====== Records for the exercise ======
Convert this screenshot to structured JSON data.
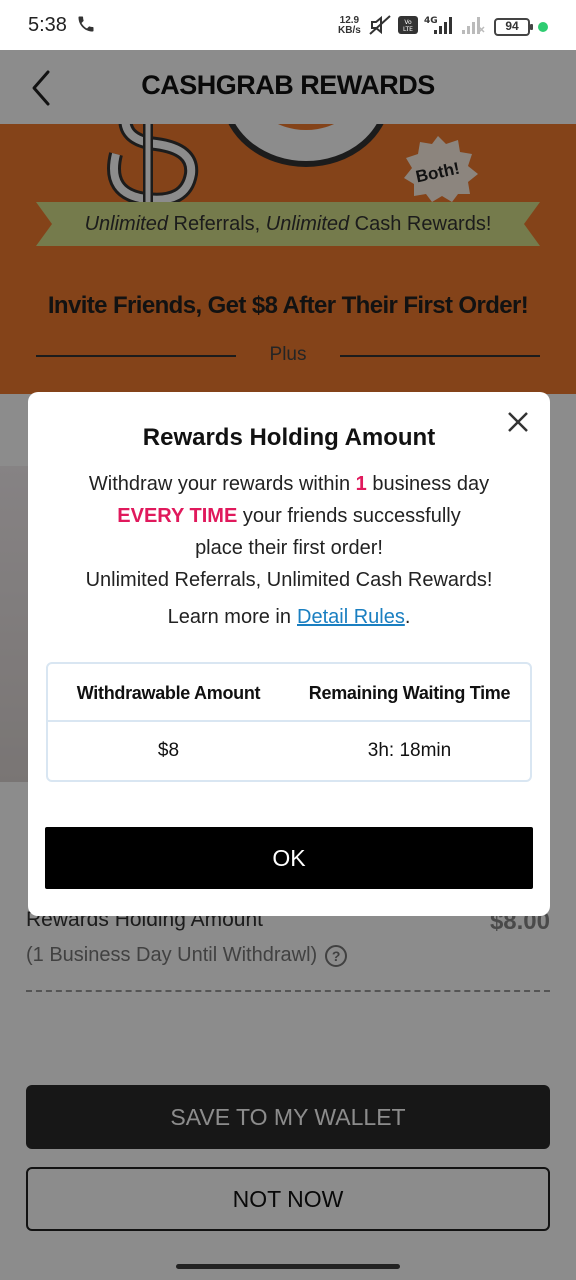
{
  "status_bar": {
    "time": "5:38",
    "net_speed_top": "12.9",
    "net_speed_unit": "KB/s",
    "volte": "Vo LTE",
    "network": "4G",
    "battery": "94"
  },
  "header": {
    "title": "CASHGRAB REWARDS"
  },
  "hero": {
    "badge": "Both!",
    "ribbon_italic_1": "Unlimited",
    "ribbon_text_1": " Referrals, ",
    "ribbon_italic_2": "Unlimited",
    "ribbon_text_2": " Cash Rewards!",
    "invite": "Invite Friends, Get $8 After Their First Order!",
    "plus": "Plus"
  },
  "background": {
    "holding_label": "Rewards Holding Amount",
    "holding_amount": "$8.00",
    "holding_sub": "(1 Business Day Until Withdrawl)",
    "save_button": "SAVE TO MY WALLET",
    "not_now_button": "NOT NOW"
  },
  "modal": {
    "title": "Rewards Holding Amount",
    "line1_a": "Withdraw your rewards within ",
    "line1_num": "1",
    "line1_b": " business day",
    "line2_red": "EVERY TIME",
    "line2_rest": " your friends successfully",
    "line3": "place their first order!",
    "line4": "Unlimited Referrals, Unlimited Cash Rewards!",
    "learn_prefix": "Learn more in",
    "learn_link": "Detail Rules",
    "learn_suffix": ".",
    "table": {
      "headers": [
        "Withdrawable Amount",
        "Remaining Waiting Time"
      ],
      "rows": [
        [
          "$8",
          "3h: 18min"
        ]
      ]
    },
    "ok_button": "OK"
  }
}
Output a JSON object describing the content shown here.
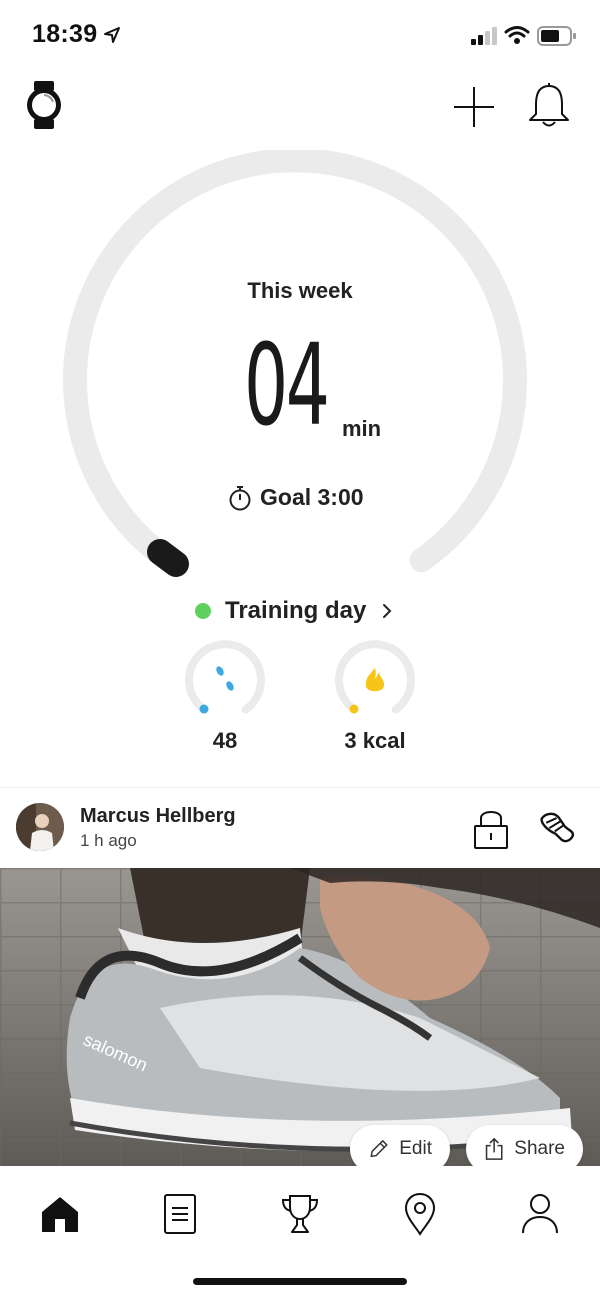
{
  "status_bar": {
    "time": "18:39",
    "icons": [
      "location-arrow-icon",
      "signal-icon",
      "wifi-icon",
      "battery-icon"
    ]
  },
  "header": {
    "icons": [
      "watch-icon",
      "plus-icon",
      "bell-icon"
    ]
  },
  "weekly": {
    "title": "This week",
    "value": "04",
    "unit": "min",
    "goal_label": "Goal 3:00",
    "progress": 0.0
  },
  "training": {
    "label": "Training day"
  },
  "stats": [
    {
      "name": "steps",
      "icon": "steps-icon",
      "value": "48",
      "accent": "#3da9e0"
    },
    {
      "name": "calories",
      "icon": "flame-icon",
      "value": "3 kcal",
      "accent": "#f5c518"
    }
  ],
  "post": {
    "author": "Marcus Hellberg",
    "time": "1 h ago",
    "edit_label": "Edit",
    "share_label": "Share",
    "image_brand": "salomon"
  },
  "tabs": [
    "home-icon",
    "diary-icon",
    "trophy-icon",
    "map-pin-icon",
    "profile-icon"
  ],
  "colors": {
    "training_dot": "#5ed05e",
    "ring": "#ebebeb",
    "accent_blue": "#3da9e0",
    "accent_yellow": "#f5c518"
  }
}
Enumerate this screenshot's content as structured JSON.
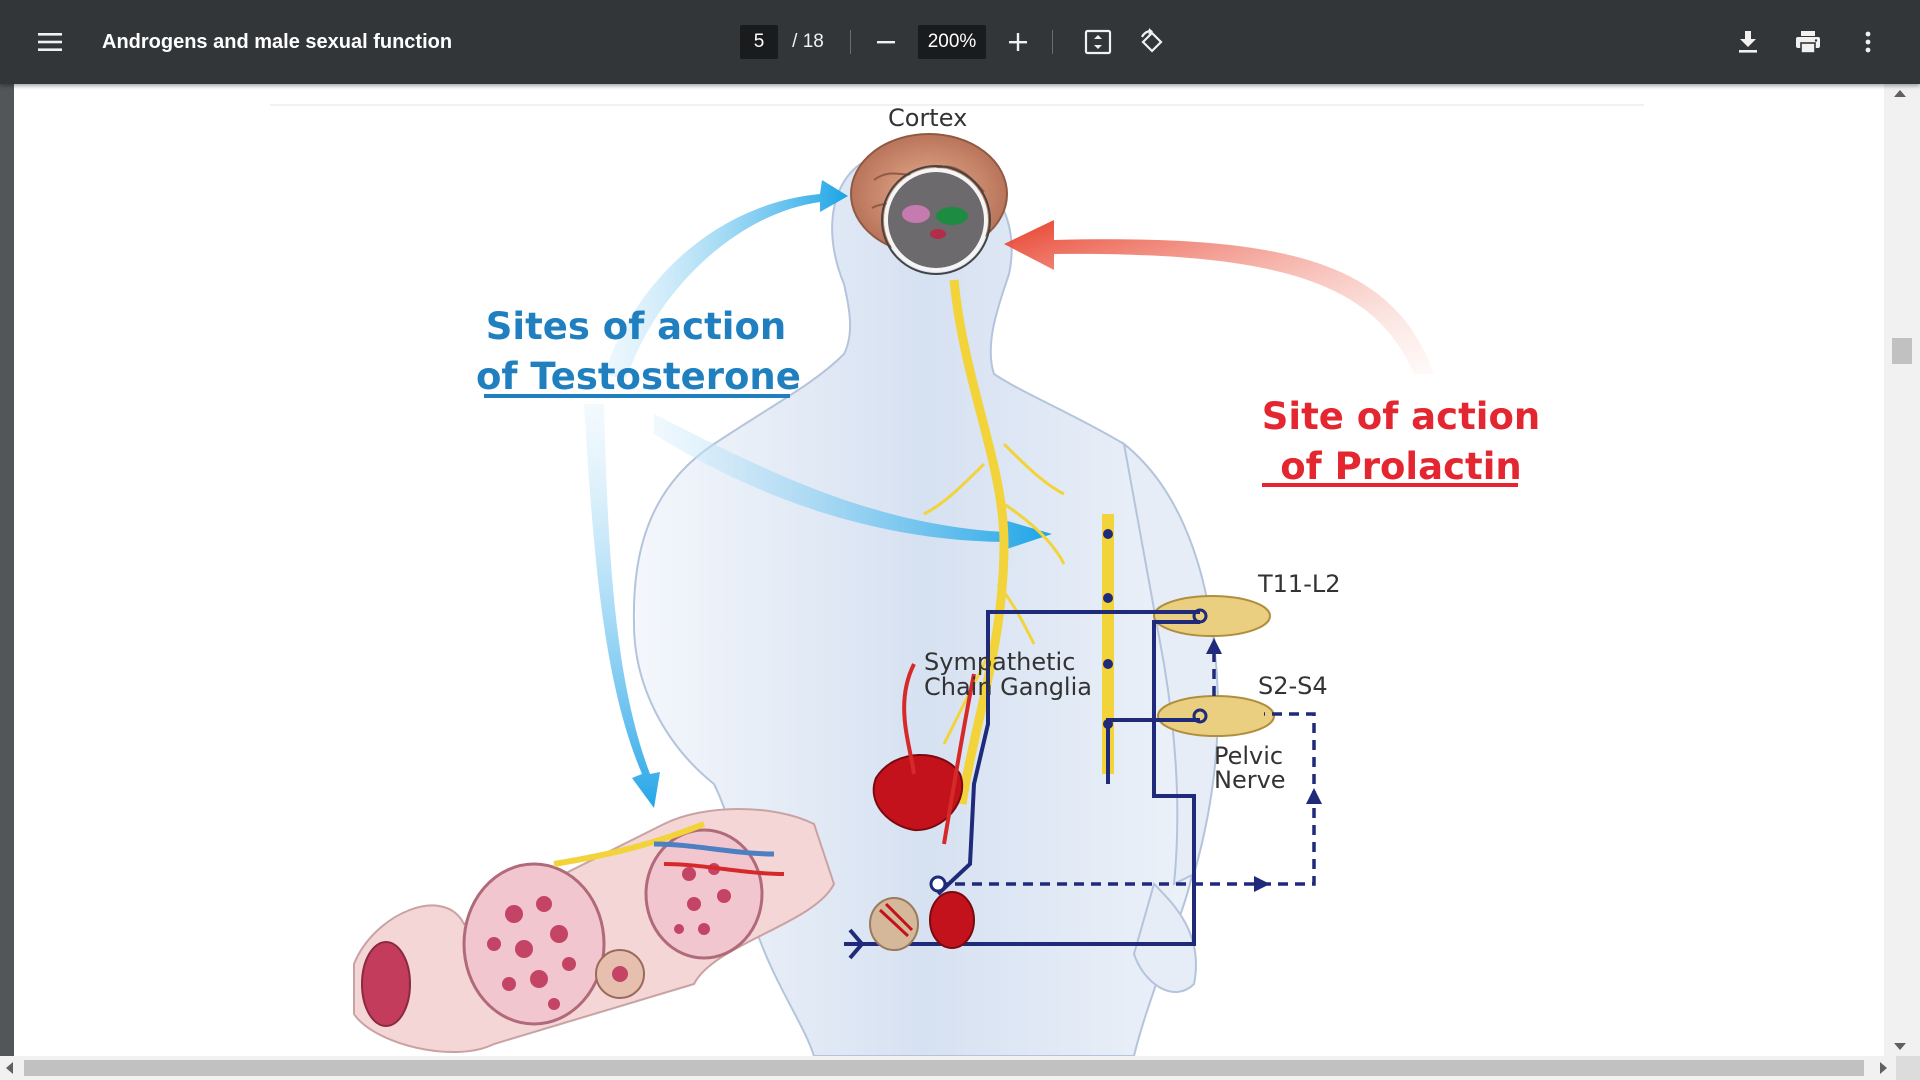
{
  "toolbar": {
    "title": "Androgens and male sexual function",
    "current_page": "5",
    "total_pages": "/ 18",
    "zoom": "200%",
    "icons": {
      "menu": "menu-icon",
      "zoom_out": "minus-icon",
      "zoom_in": "plus-icon",
      "fit": "fit-to-page-icon",
      "rotate": "rotate-icon",
      "download": "download-icon",
      "print": "print-icon",
      "more": "more-vert-icon"
    }
  },
  "figure": {
    "cortex": "Cortex",
    "testosterone_line1": "Sites of action",
    "testosterone_line2": "of Testosterone",
    "prolactin_line1": "Site of action",
    "prolactin_line2": "of Prolactin",
    "t11_l2": "T11-L2",
    "s2_s4": "S2-S4",
    "sympathetic_line1": "Sympathetic",
    "sympathetic_line2": "Chain Ganglia",
    "pelvic_line1": "Pelvic",
    "pelvic_line2": "Nerve",
    "colors": {
      "testosterone": "#1f7fbf",
      "prolactin": "#e3262f",
      "nerve": "#1f2a7a",
      "spinal": "#f2d33a",
      "body": "#dfe7f3"
    }
  }
}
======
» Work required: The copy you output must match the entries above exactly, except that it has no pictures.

» Solution:
Convert this screenshot to structured JSON data.
{
  "status_bar": {
    "time": "5:38",
    "net_speed_top": "12.9",
    "net_speed_unit": "KB/s",
    "volte": "Vo LTE",
    "network": "4G",
    "battery": "94"
  },
  "header": {
    "title": "CASHGRAB REWARDS"
  },
  "hero": {
    "badge": "Both!",
    "ribbon_italic_1": "Unlimited",
    "ribbon_text_1": " Referrals, ",
    "ribbon_italic_2": "Unlimited",
    "ribbon_text_2": " Cash Rewards!",
    "invite": "Invite Friends, Get $8 After Their First Order!",
    "plus": "Plus"
  },
  "background": {
    "holding_label": "Rewards Holding Amount",
    "holding_amount": "$8.00",
    "holding_sub": "(1 Business Day Until Withdrawl)",
    "save_button": "SAVE TO MY WALLET",
    "not_now_button": "NOT NOW"
  },
  "modal": {
    "title": "Rewards Holding Amount",
    "line1_a": "Withdraw your rewards within ",
    "line1_num": "1",
    "line1_b": " business day",
    "line2_red": "EVERY TIME",
    "line2_rest": " your friends successfully",
    "line3": "place their first order!",
    "line4": "Unlimited Referrals, Unlimited Cash Rewards!",
    "learn_prefix": "Learn more in",
    "learn_link": "Detail Rules",
    "learn_suffix": ".",
    "table": {
      "headers": [
        "Withdrawable Amount",
        "Remaining Waiting Time"
      ],
      "rows": [
        [
          "$8",
          "3h: 18min"
        ]
      ]
    },
    "ok_button": "OK"
  }
}
Output a JSON object describing the content shown here.
{
  "status_bar": {
    "time": "18:39",
    "icons": [
      "location-arrow-icon",
      "signal-icon",
      "wifi-icon",
      "battery-icon"
    ]
  },
  "header": {
    "icons": [
      "watch-icon",
      "plus-icon",
      "bell-icon"
    ]
  },
  "weekly": {
    "title": "This week",
    "value": "04",
    "unit": "min",
    "goal_label": "Goal 3:00",
    "progress": 0.0
  },
  "training": {
    "label": "Training day"
  },
  "stats": [
    {
      "name": "steps",
      "icon": "steps-icon",
      "value": "48",
      "accent": "#3da9e0"
    },
    {
      "name": "calories",
      "icon": "flame-icon",
      "value": "3 kcal",
      "accent": "#f5c518"
    }
  ],
  "post": {
    "author": "Marcus Hellberg",
    "time": "1 h ago",
    "edit_label": "Edit",
    "share_label": "Share",
    "image_brand": "salomon"
  },
  "tabs": [
    "home-icon",
    "diary-icon",
    "trophy-icon",
    "map-pin-icon",
    "profile-icon"
  ],
  "colors": {
    "training_dot": "#5ed05e",
    "ring": "#ebebeb",
    "accent_blue": "#3da9e0",
    "accent_yellow": "#f5c518"
  }
}
Enumerate this screenshot's content as structured JSON.
{
  "toolbar": {
    "title": "Androgens and male sexual function",
    "current_page": "5",
    "total_pages": "/ 18",
    "zoom": "200%",
    "icons": {
      "menu": "menu-icon",
      "zoom_out": "minus-icon",
      "zoom_in": "plus-icon",
      "fit": "fit-to-page-icon",
      "rotate": "rotate-icon",
      "download": "download-icon",
      "print": "print-icon",
      "more": "more-vert-icon"
    }
  },
  "figure": {
    "cortex": "Cortex",
    "testosterone_line1": "Sites of action",
    "testosterone_line2": "of Testosterone",
    "prolactin_line1": "Site of action",
    "prolactin_line2": "of Prolactin",
    "t11_l2": "T11-L2",
    "s2_s4": "S2-S4",
    "sympathetic_line1": "Sympathetic",
    "sympathetic_line2": "Chain Ganglia",
    "pelvic_line1": "Pelvic",
    "pelvic_line2": "Nerve",
    "colors": {
      "testosterone": "#1f7fbf",
      "prolactin": "#e3262f",
      "nerve": "#1f2a7a",
      "spinal": "#f2d33a",
      "body": "#dfe7f3"
    }
  }
}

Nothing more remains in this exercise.